Work task: Since pictures do not belong in the copy, please repeat every record below exactly without them.

[Records from a data collection]
----------------------------------------
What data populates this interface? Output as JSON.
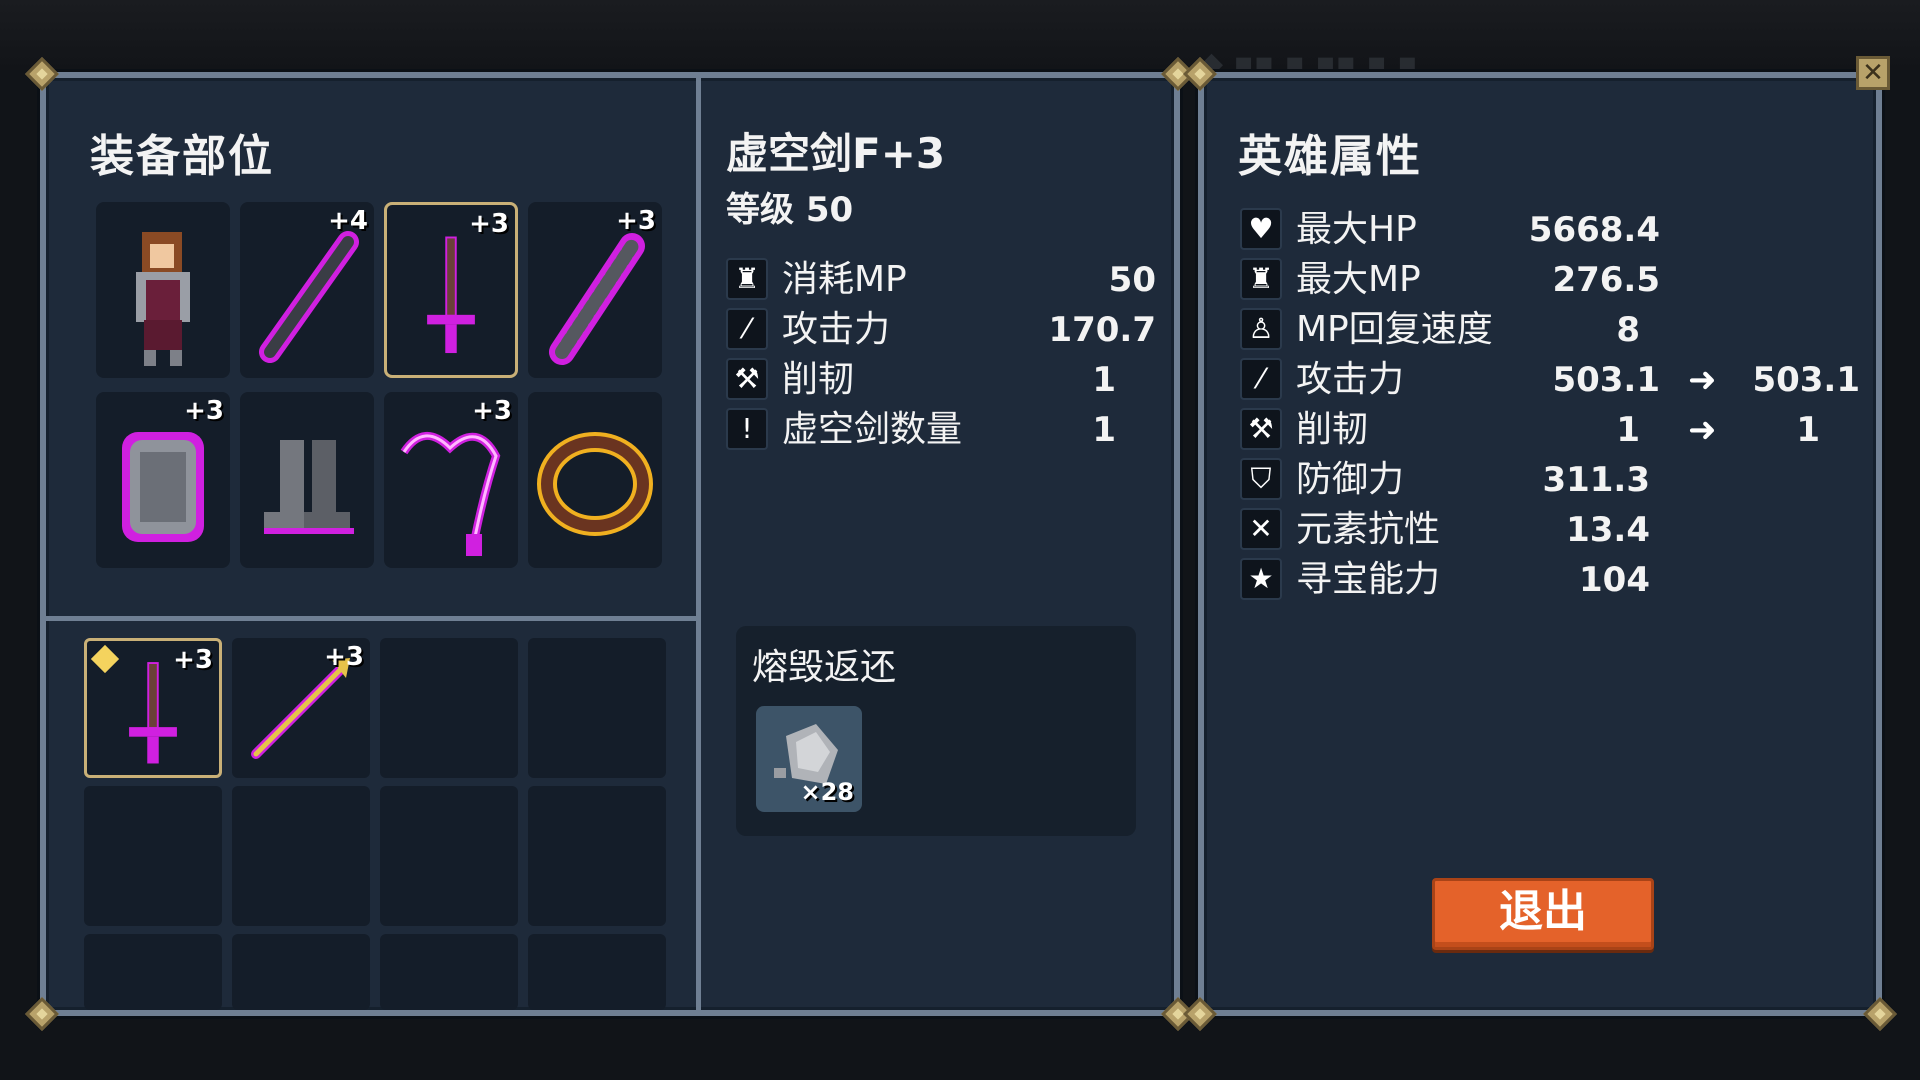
{
  "equipment": {
    "title": "装备部位",
    "slots": [
      {
        "name": "hero",
        "plus": ""
      },
      {
        "name": "dark-sword",
        "plus": "+4"
      },
      {
        "name": "void-sword",
        "plus": "+3"
      },
      {
        "name": "chain-sword",
        "plus": "+3"
      },
      {
        "name": "armor",
        "plus": "+3"
      },
      {
        "name": "boots",
        "plus": ""
      },
      {
        "name": "necklace",
        "plus": "+3"
      },
      {
        "name": "ring",
        "plus": ""
      }
    ]
  },
  "inventory": {
    "items": [
      {
        "name": "void-sword",
        "plus": "+3"
      },
      {
        "name": "golden-spear",
        "plus": "+3"
      }
    ]
  },
  "weapon": {
    "name": "虚空剑F+3",
    "level_label": "等级 50",
    "stats": [
      {
        "icon": "potion-icon",
        "label": "消耗MP",
        "value": "50"
      },
      {
        "icon": "sword-icon",
        "label": "攻击力",
        "value": "170.7"
      },
      {
        "icon": "axe-icon",
        "label": "削韧",
        "value": "1"
      },
      {
        "icon": "exclamation-icon",
        "label": "虚空剑数量",
        "value": "1"
      }
    ],
    "smelt": {
      "title": "熔毁返还",
      "item_count": "×28"
    }
  },
  "hero": {
    "title": "英雄属性",
    "stats": [
      {
        "icon": "heart-icon",
        "label": "最大HP",
        "value": "5668.4",
        "new": ""
      },
      {
        "icon": "potion-icon",
        "label": "最大MP",
        "value": "276.5",
        "new": ""
      },
      {
        "icon": "mp-regen-icon",
        "label": "MP回复速度",
        "value": "8",
        "new": ""
      },
      {
        "icon": "sword-icon",
        "label": "攻击力",
        "value": "503.1",
        "new": "503.1"
      },
      {
        "icon": "axe-icon",
        "label": "削韧",
        "value": "1",
        "new": "1"
      },
      {
        "icon": "shield-icon",
        "label": "防御力",
        "value": "311.3",
        "new": ""
      },
      {
        "icon": "element-icon",
        "label": "元素抗性",
        "value": "13.4",
        "new": ""
      },
      {
        "icon": "star-icon",
        "label": "寻宝能力",
        "value": "104",
        "new": ""
      }
    ],
    "arrow": "➜",
    "exit_label": "退出",
    "close_glyph": "✕"
  }
}
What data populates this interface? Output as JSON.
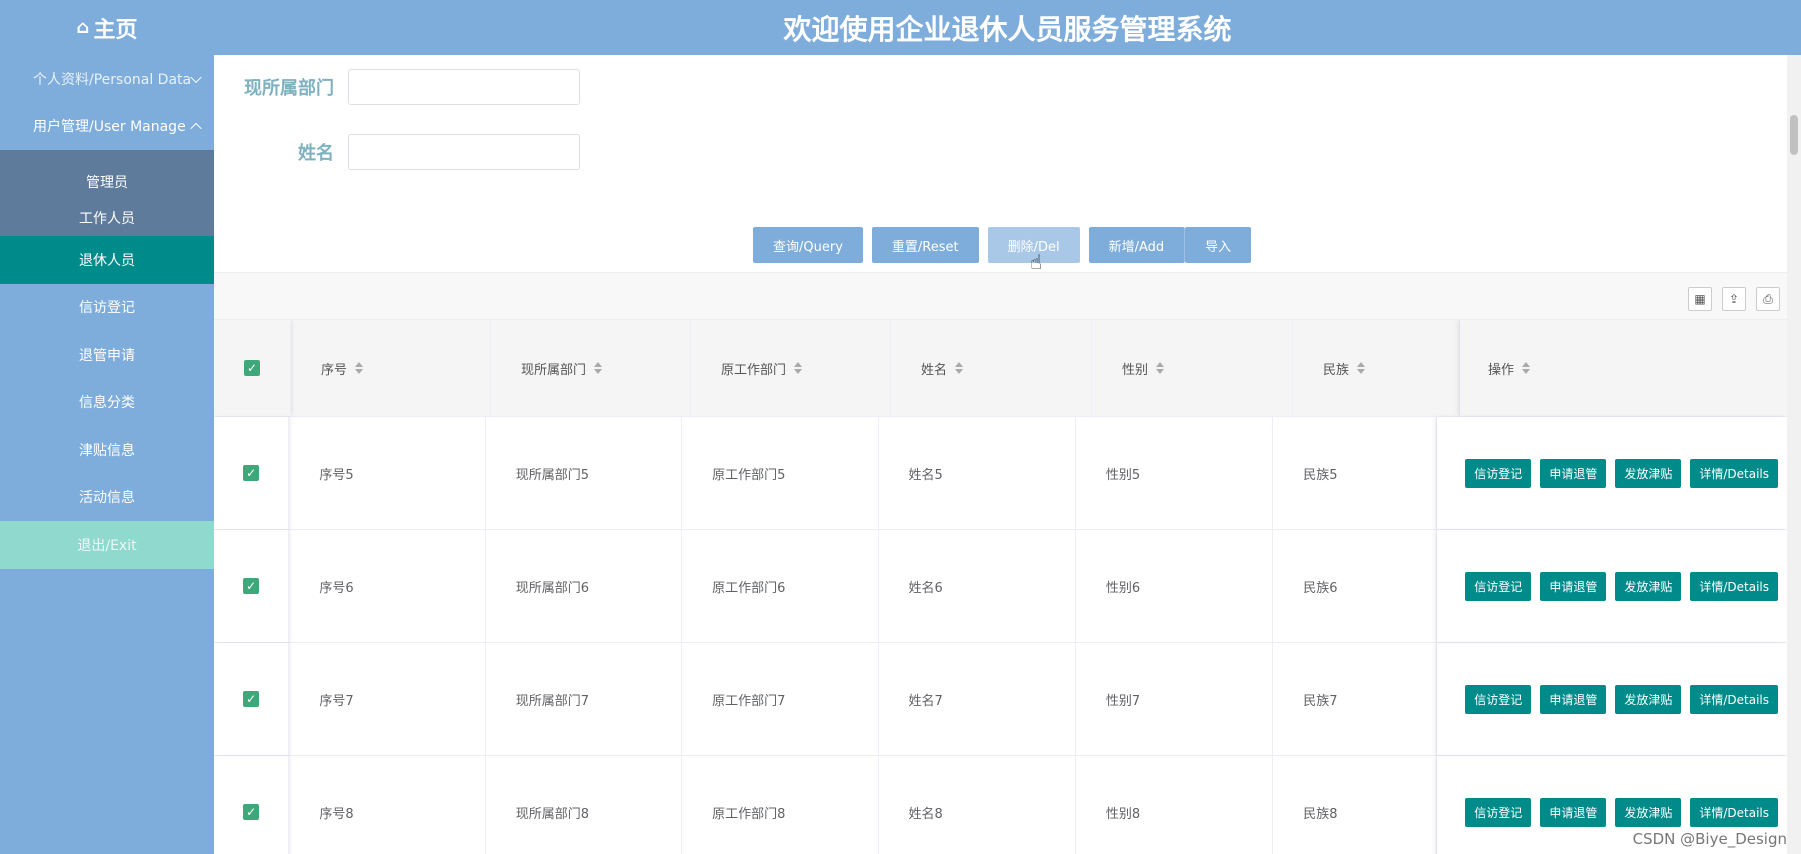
{
  "header": {
    "home_label": "主页",
    "title": "欢迎使用企业退休人员服务管理系统"
  },
  "sidebar": {
    "personal": "个人资料/Personal Data",
    "user_manage": "用户管理/User Manage",
    "sub": [
      "管理员",
      "工作人员",
      "退休人员"
    ],
    "items": [
      "信访登记",
      "退管申请",
      "信息分类",
      "津贴信息",
      "活动信息"
    ],
    "exit": "退出/Exit"
  },
  "search": {
    "dept_label": "现所属部门",
    "dept_value": "",
    "name_label": "姓名",
    "name_value": ""
  },
  "actions": [
    "查询/Query",
    "重置/Reset",
    "删除/Del",
    "新增/Add",
    "导入"
  ],
  "table": {
    "headers": [
      "序号",
      "现所属部门",
      "原工作部门",
      "姓名",
      "性别",
      "民族",
      "操作"
    ],
    "rows": [
      [
        "序号5",
        "现所属部门5",
        "原工作部门5",
        "姓名5",
        "性别5",
        "民族5"
      ],
      [
        "序号6",
        "现所属部门6",
        "原工作部门6",
        "姓名6",
        "性别6",
        "民族6"
      ],
      [
        "序号7",
        "现所属部门7",
        "原工作部门7",
        "姓名7",
        "性别7",
        "民族7"
      ],
      [
        "序号8",
        "现所属部门8",
        "原工作部门8",
        "姓名8",
        "性别8",
        "民族8"
      ]
    ],
    "row_actions": [
      "信访登记",
      "申请退管",
      "发放津贴",
      "详情/Details"
    ]
  },
  "watermark": "CSDN @Biye_Design",
  "colors": {
    "primary": "#7eaddb",
    "active": "#008b8b",
    "exit": "#8fd9cf",
    "check": "#3fa87a"
  }
}
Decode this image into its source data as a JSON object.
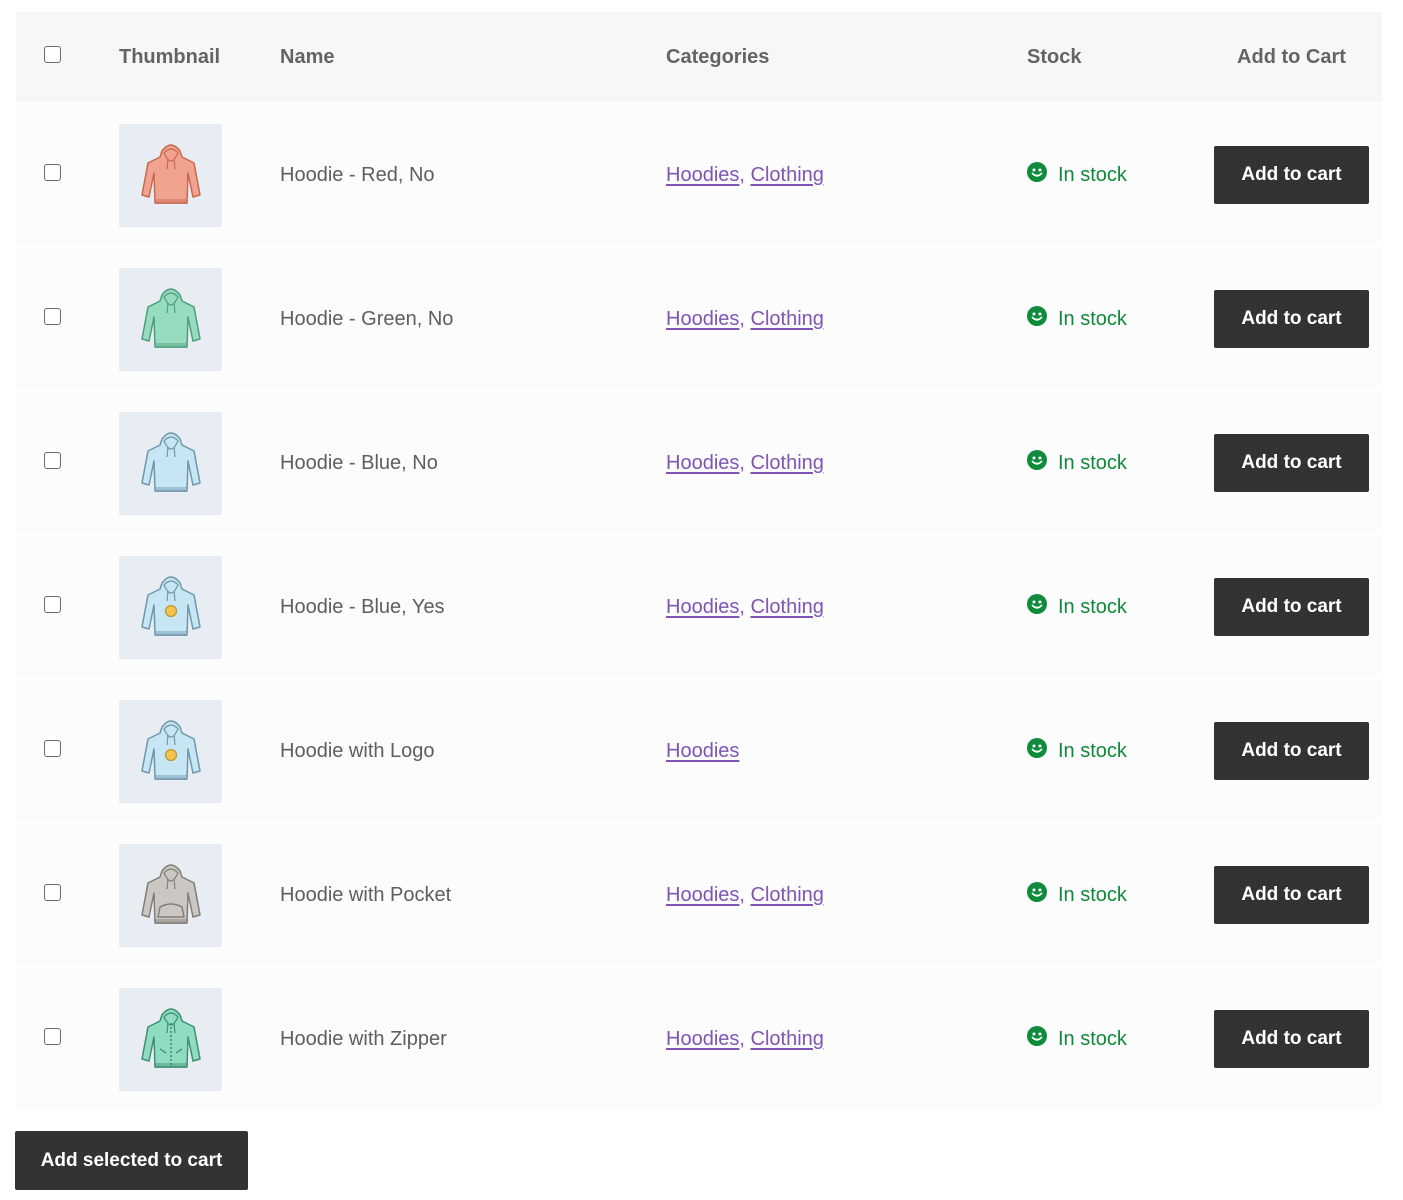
{
  "table": {
    "headers": {
      "thumbnail": "Thumbnail",
      "name": "Name",
      "categories": "Categories",
      "stock": "Stock",
      "add_to_cart": "Add to Cart"
    },
    "rows": [
      {
        "name": "Hoodie - Red, No",
        "categories": [
          "Hoodies",
          "Clothing"
        ],
        "stock": "In stock",
        "button": "Add to cart",
        "hoodie_color": "#f2a38f",
        "hoodie_stroke": "#c8694f",
        "style": "plain"
      },
      {
        "name": "Hoodie - Green, No",
        "categories": [
          "Hoodies",
          "Clothing"
        ],
        "stock": "In stock",
        "button": "Add to cart",
        "hoodie_color": "#98dcc0",
        "hoodie_stroke": "#4f9d7d",
        "style": "plain"
      },
      {
        "name": "Hoodie - Blue, No",
        "categories": [
          "Hoodies",
          "Clothing"
        ],
        "stock": "In stock",
        "button": "Add to cart",
        "hoodie_color": "#c6e6f3",
        "hoodie_stroke": "#6e97aa",
        "style": "plain"
      },
      {
        "name": "Hoodie - Blue, Yes",
        "categories": [
          "Hoodies",
          "Clothing"
        ],
        "stock": "In stock",
        "button": "Add to cart",
        "hoodie_color": "#c6e6f3",
        "hoodie_stroke": "#6e97aa",
        "style": "logo"
      },
      {
        "name": "Hoodie with Logo",
        "categories": [
          "Hoodies"
        ],
        "stock": "In stock",
        "button": "Add to cart",
        "hoodie_color": "#c6e6f3",
        "hoodie_stroke": "#6e97aa",
        "style": "logo"
      },
      {
        "name": "Hoodie with Pocket",
        "categories": [
          "Hoodies",
          "Clothing"
        ],
        "stock": "In stock",
        "button": "Add to cart",
        "hoodie_color": "#cbc8c3",
        "hoodie_stroke": "#817d77",
        "style": "pocket"
      },
      {
        "name": "Hoodie with Zipper",
        "categories": [
          "Hoodies",
          "Clothing"
        ],
        "stock": "In stock",
        "button": "Add to cart",
        "hoodie_color": "#8fdcc0",
        "hoodie_stroke": "#3f8e72",
        "style": "zipper"
      }
    ]
  },
  "footer": {
    "bulk_button": "Add selected to cart"
  },
  "colors": {
    "link": "#7f54b3",
    "in_stock": "#0f8a3a",
    "button_bg": "#333333"
  }
}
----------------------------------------
Task result:
What data populates this interface? Output as JSON.
{
  "equipment": {
    "title": "装备部位",
    "slots": [
      {
        "name": "hero",
        "plus": ""
      },
      {
        "name": "dark-sword",
        "plus": "+4"
      },
      {
        "name": "void-sword",
        "plus": "+3"
      },
      {
        "name": "chain-sword",
        "plus": "+3"
      },
      {
        "name": "armor",
        "plus": "+3"
      },
      {
        "name": "boots",
        "plus": ""
      },
      {
        "name": "necklace",
        "plus": "+3"
      },
      {
        "name": "ring",
        "plus": ""
      }
    ]
  },
  "inventory": {
    "items": [
      {
        "name": "void-sword",
        "plus": "+3"
      },
      {
        "name": "golden-spear",
        "plus": "+3"
      }
    ]
  },
  "weapon": {
    "name": "虚空剑F+3",
    "level_label": "等级 50",
    "stats": [
      {
        "icon": "potion-icon",
        "label": "消耗MP",
        "value": "50"
      },
      {
        "icon": "sword-icon",
        "label": "攻击力",
        "value": "170.7"
      },
      {
        "icon": "axe-icon",
        "label": "削韧",
        "value": "1"
      },
      {
        "icon": "exclamation-icon",
        "label": "虚空剑数量",
        "value": "1"
      }
    ],
    "smelt": {
      "title": "熔毁返还",
      "item_count": "×28"
    }
  },
  "hero": {
    "title": "英雄属性",
    "stats": [
      {
        "icon": "heart-icon",
        "label": "最大HP",
        "value": "5668.4",
        "new": ""
      },
      {
        "icon": "potion-icon",
        "label": "最大MP",
        "value": "276.5",
        "new": ""
      },
      {
        "icon": "mp-regen-icon",
        "label": "MP回复速度",
        "value": "8",
        "new": ""
      },
      {
        "icon": "sword-icon",
        "label": "攻击力",
        "value": "503.1",
        "new": "503.1"
      },
      {
        "icon": "axe-icon",
        "label": "削韧",
        "value": "1",
        "new": "1"
      },
      {
        "icon": "shield-icon",
        "label": "防御力",
        "value": "311.3",
        "new": ""
      },
      {
        "icon": "element-icon",
        "label": "元素抗性",
        "value": "13.4",
        "new": ""
      },
      {
        "icon": "star-icon",
        "label": "寻宝能力",
        "value": "104",
        "new": ""
      }
    ],
    "arrow": "➜",
    "exit_label": "退出",
    "close_glyph": "✕"
  }
}
What data populates this interface? Output as JSON.
{
  "header": {
    "home_label": "主页",
    "title": "欢迎使用企业退休人员服务管理系统"
  },
  "sidebar": {
    "personal": "个人资料/Personal Data",
    "user_manage": "用户管理/User Manage",
    "sub": [
      "管理员",
      "工作人员",
      "退休人员"
    ],
    "items": [
      "信访登记",
      "退管申请",
      "信息分类",
      "津贴信息",
      "活动信息"
    ],
    "exit": "退出/Exit"
  },
  "search": {
    "dept_label": "现所属部门",
    "dept_value": "",
    "name_label": "姓名",
    "name_value": ""
  },
  "actions": [
    "查询/Query",
    "重置/Reset",
    "删除/Del",
    "新增/Add",
    "导入"
  ],
  "table": {
    "headers": [
      "序号",
      "现所属部门",
      "原工作部门",
      "姓名",
      "性别",
      "民族",
      "操作"
    ],
    "rows": [
      [
        "序号5",
        "现所属部门5",
        "原工作部门5",
        "姓名5",
        "性别5",
        "民族5"
      ],
      [
        "序号6",
        "现所属部门6",
        "原工作部门6",
        "姓名6",
        "性别6",
        "民族6"
      ],
      [
        "序号7",
        "现所属部门7",
        "原工作部门7",
        "姓名7",
        "性别7",
        "民族7"
      ],
      [
        "序号8",
        "现所属部门8",
        "原工作部门8",
        "姓名8",
        "性别8",
        "民族8"
      ]
    ],
    "row_actions": [
      "信访登记",
      "申请退管",
      "发放津贴",
      "详情/Details"
    ]
  },
  "watermark": "CSDN @Biye_Design",
  "colors": {
    "primary": "#7eaddb",
    "active": "#008b8b",
    "exit": "#8fd9cf",
    "check": "#3fa87a"
  }
}
Decode this image into its source data as a JSON object.
{
  "table": {
    "headers": {
      "thumbnail": "Thumbnail",
      "name": "Name",
      "categories": "Categories",
      "stock": "Stock",
      "add_to_cart": "Add to Cart"
    },
    "rows": [
      {
        "name": "Hoodie - Red, No",
        "categories": [
          "Hoodies",
          "Clothing"
        ],
        "stock": "In stock",
        "button": "Add to cart",
        "hoodie_color": "#f2a38f",
        "hoodie_stroke": "#c8694f",
        "style": "plain"
      },
      {
        "name": "Hoodie - Green, No",
        "categories": [
          "Hoodies",
          "Clothing"
        ],
        "stock": "In stock",
        "button": "Add to cart",
        "hoodie_color": "#98dcc0",
        "hoodie_stroke": "#4f9d7d",
        "style": "plain"
      },
      {
        "name": "Hoodie - Blue, No",
        "categories": [
          "Hoodies",
          "Clothing"
        ],
        "stock": "In stock",
        "button": "Add to cart",
        "hoodie_color": "#c6e6f3",
        "hoodie_stroke": "#6e97aa",
        "style": "plain"
      },
      {
        "name": "Hoodie - Blue, Yes",
        "categories": [
          "Hoodies",
          "Clothing"
        ],
        "stock": "In stock",
        "button": "Add to cart",
        "hoodie_color": "#c6e6f3",
        "hoodie_stroke": "#6e97aa",
        "style": "logo"
      },
      {
        "name": "Hoodie with Logo",
        "categories": [
          "Hoodies"
        ],
        "stock": "In stock",
        "button": "Add to cart",
        "hoodie_color": "#c6e6f3",
        "hoodie_stroke": "#6e97aa",
        "style": "logo"
      },
      {
        "name": "Hoodie with Pocket",
        "categories": [
          "Hoodies",
          "Clothing"
        ],
        "stock": "In stock",
        "button": "Add to cart",
        "hoodie_color": "#cbc8c3",
        "hoodie_stroke": "#817d77",
        "style": "pocket"
      },
      {
        "name": "Hoodie with Zipper",
        "categories": [
          "Hoodies",
          "Clothing"
        ],
        "stock": "In stock",
        "button": "Add to cart",
        "hoodie_color": "#8fdcc0",
        "hoodie_stroke": "#3f8e72",
        "style": "zipper"
      }
    ]
  },
  "footer": {
    "bulk_button": "Add selected to cart"
  },
  "colors": {
    "link": "#7f54b3",
    "in_stock": "#0f8a3a",
    "button_bg": "#333333"
  }
}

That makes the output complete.